ENTRIES SHOWN:
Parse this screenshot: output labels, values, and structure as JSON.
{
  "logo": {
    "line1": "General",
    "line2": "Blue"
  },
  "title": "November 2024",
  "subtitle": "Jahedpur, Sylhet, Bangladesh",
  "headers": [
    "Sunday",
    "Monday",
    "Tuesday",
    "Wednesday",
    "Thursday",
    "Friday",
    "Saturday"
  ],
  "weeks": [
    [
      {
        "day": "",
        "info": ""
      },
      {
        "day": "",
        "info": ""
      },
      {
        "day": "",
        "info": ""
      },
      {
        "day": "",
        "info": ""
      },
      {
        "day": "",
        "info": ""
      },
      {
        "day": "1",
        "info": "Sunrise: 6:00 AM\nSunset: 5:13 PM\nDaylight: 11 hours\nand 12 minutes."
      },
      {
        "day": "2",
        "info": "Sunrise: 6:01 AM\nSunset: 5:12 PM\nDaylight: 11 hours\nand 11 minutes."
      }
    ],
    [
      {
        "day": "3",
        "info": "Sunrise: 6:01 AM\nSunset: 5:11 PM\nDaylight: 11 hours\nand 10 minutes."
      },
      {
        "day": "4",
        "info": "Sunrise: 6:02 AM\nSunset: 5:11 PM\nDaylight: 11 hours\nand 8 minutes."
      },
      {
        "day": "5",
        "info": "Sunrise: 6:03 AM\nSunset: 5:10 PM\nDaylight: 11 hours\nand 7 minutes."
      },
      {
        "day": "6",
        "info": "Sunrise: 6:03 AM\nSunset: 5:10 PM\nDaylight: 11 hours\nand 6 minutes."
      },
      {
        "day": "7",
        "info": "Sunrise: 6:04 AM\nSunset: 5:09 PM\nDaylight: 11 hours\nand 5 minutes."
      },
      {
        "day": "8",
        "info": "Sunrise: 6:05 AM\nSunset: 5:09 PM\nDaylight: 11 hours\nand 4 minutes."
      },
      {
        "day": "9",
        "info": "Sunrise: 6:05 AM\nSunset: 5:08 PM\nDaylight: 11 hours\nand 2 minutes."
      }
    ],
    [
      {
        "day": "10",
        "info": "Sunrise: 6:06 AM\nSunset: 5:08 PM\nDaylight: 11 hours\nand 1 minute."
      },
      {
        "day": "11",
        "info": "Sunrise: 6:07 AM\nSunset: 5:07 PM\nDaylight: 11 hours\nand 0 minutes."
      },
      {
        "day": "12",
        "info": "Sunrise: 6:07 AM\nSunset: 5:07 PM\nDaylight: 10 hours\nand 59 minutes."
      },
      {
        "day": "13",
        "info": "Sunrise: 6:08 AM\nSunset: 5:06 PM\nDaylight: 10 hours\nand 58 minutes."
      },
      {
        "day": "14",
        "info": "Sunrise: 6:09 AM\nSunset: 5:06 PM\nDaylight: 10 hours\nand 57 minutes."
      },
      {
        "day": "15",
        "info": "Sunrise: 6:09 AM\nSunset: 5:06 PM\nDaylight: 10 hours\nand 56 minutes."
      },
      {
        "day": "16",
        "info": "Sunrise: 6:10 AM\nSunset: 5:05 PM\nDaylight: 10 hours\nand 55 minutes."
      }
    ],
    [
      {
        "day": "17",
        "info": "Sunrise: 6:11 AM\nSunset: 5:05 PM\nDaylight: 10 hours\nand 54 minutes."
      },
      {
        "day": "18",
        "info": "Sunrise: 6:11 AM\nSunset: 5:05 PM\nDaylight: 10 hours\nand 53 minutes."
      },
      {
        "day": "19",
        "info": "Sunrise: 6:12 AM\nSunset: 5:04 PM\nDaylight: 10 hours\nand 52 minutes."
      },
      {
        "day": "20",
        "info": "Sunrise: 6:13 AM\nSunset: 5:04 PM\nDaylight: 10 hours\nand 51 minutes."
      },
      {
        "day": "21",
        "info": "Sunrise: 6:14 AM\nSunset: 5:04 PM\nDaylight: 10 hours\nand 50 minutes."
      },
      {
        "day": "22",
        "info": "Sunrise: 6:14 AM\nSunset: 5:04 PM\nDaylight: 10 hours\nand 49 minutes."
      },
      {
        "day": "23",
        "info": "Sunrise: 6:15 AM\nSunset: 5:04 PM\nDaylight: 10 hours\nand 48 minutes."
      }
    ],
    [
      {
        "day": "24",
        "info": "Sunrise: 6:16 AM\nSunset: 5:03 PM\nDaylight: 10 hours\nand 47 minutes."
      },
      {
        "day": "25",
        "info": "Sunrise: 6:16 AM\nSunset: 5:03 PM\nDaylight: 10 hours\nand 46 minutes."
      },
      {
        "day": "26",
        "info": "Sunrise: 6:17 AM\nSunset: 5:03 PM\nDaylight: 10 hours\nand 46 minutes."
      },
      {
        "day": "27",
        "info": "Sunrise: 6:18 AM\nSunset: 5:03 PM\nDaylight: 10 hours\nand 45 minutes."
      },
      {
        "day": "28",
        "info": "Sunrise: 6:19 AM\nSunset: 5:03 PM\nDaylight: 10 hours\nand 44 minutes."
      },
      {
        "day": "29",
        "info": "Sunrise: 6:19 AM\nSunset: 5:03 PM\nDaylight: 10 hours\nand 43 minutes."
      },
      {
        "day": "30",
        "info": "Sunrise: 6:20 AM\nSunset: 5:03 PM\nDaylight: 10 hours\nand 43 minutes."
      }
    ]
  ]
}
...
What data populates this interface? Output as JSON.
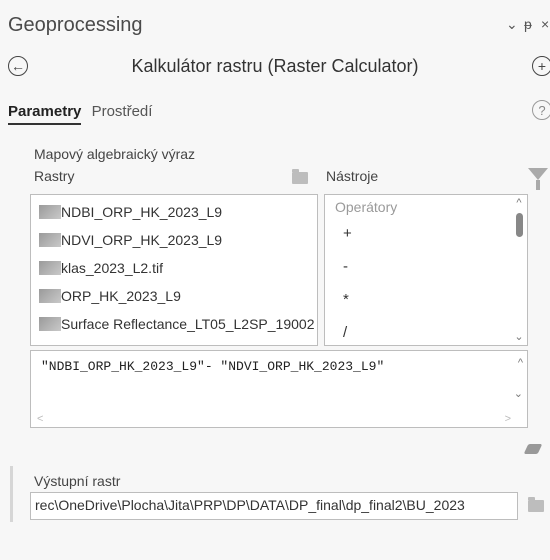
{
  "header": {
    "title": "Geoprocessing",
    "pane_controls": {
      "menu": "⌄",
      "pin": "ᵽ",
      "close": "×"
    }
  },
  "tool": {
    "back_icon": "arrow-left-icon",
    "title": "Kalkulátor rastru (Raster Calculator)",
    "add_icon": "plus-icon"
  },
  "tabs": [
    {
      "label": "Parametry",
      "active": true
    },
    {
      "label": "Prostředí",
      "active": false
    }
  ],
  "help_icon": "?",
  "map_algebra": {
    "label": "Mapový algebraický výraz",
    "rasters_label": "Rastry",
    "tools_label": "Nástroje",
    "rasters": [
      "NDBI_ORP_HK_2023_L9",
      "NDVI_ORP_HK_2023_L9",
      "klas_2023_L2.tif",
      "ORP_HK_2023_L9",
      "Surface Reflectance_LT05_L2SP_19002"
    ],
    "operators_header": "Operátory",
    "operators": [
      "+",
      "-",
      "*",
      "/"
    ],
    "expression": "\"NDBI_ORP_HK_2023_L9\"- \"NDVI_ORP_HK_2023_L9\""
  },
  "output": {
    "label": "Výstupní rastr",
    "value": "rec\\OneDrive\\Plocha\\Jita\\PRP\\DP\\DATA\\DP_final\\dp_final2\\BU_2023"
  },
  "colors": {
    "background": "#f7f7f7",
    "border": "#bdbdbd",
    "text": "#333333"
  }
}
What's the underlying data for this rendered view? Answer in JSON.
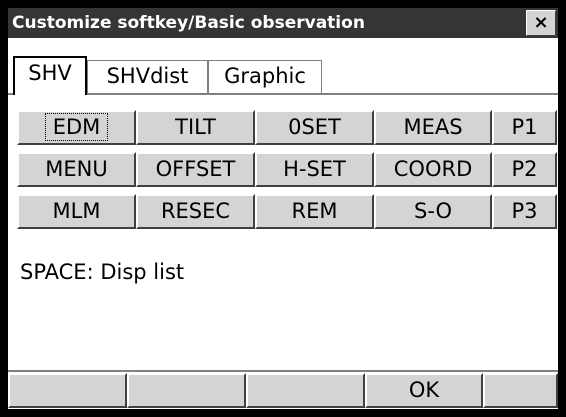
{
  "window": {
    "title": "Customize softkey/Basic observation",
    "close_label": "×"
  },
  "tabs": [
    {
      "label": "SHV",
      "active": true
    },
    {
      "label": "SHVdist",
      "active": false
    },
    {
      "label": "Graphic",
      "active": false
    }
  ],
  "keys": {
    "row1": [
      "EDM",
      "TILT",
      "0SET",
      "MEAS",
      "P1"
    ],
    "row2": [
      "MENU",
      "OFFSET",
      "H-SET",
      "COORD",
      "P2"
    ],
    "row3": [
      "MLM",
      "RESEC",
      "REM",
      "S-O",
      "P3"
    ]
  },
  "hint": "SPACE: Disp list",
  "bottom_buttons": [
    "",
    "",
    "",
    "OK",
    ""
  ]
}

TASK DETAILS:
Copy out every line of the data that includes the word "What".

OUTPUT:
What data populates this interface? Output as JSON.
What's the underlying data for this rendered view? Answer in JSON.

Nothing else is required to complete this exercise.